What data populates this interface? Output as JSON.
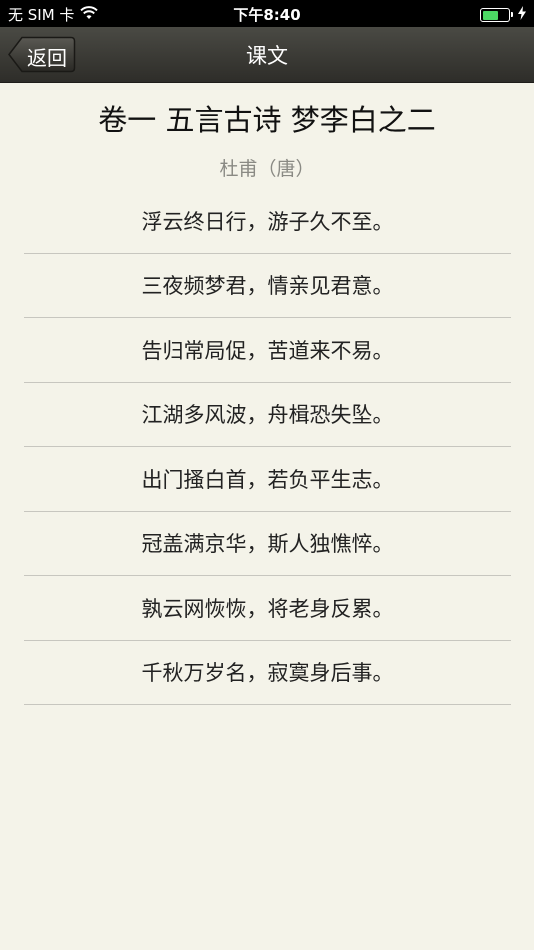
{
  "status_bar": {
    "carrier": "无 SIM 卡",
    "time": "下午8:40",
    "battery_level": 0.6,
    "battery_color": "#4cd964"
  },
  "nav": {
    "back_label": "返回",
    "title": "课文"
  },
  "poem": {
    "title": "卷一 五言古诗 梦李白之二",
    "author": "杜甫（唐）",
    "lines": [
      "浮云终日行，游子久不至。",
      "三夜频梦君，情亲见君意。",
      "告归常局促，苦道来不易。",
      "江湖多风波，舟楫恐失坠。",
      "出门搔白首，若负平生志。",
      "冠盖满京华，斯人独憔悴。",
      "孰云网恢恢，将老身反累。",
      "千秋万岁名，寂寞身后事。"
    ]
  },
  "icons": {
    "wifi": "wifi-icon",
    "battery": "battery-icon",
    "charging": "charging-bolt-icon",
    "back": "back-chevron-icon"
  }
}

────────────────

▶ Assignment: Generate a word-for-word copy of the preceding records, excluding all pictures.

▶ Answer to the problem:
What data populates this interface? Output as JSON.
{
  "status_bar": {
    "carrier": "无 SIM 卡",
    "time": "下午8:40",
    "battery_level": 0.6,
    "battery_color": "#4cd964"
  },
  "nav": {
    "back_label": "返回",
    "title": "课文"
  },
  "poem": {
    "title": "卷一 五言古诗 梦李白之二",
    "author": "杜甫（唐）",
    "lines": [
      "浮云终日行，游子久不至。",
      "三夜频梦君，情亲见君意。",
      "告归常局促，苦道来不易。",
      "江湖多风波，舟楫恐失坠。",
      "出门搔白首，若负平生志。",
      "冠盖满京华，斯人独憔悴。",
      "孰云网恢恢，将老身反累。",
      "千秋万岁名，寂寞身后事。"
    ]
  },
  "icons": {
    "wifi": "wifi-icon",
    "battery": "battery-icon",
    "charging": "charging-bolt-icon",
    "back": "back-chevron-icon"
  }
}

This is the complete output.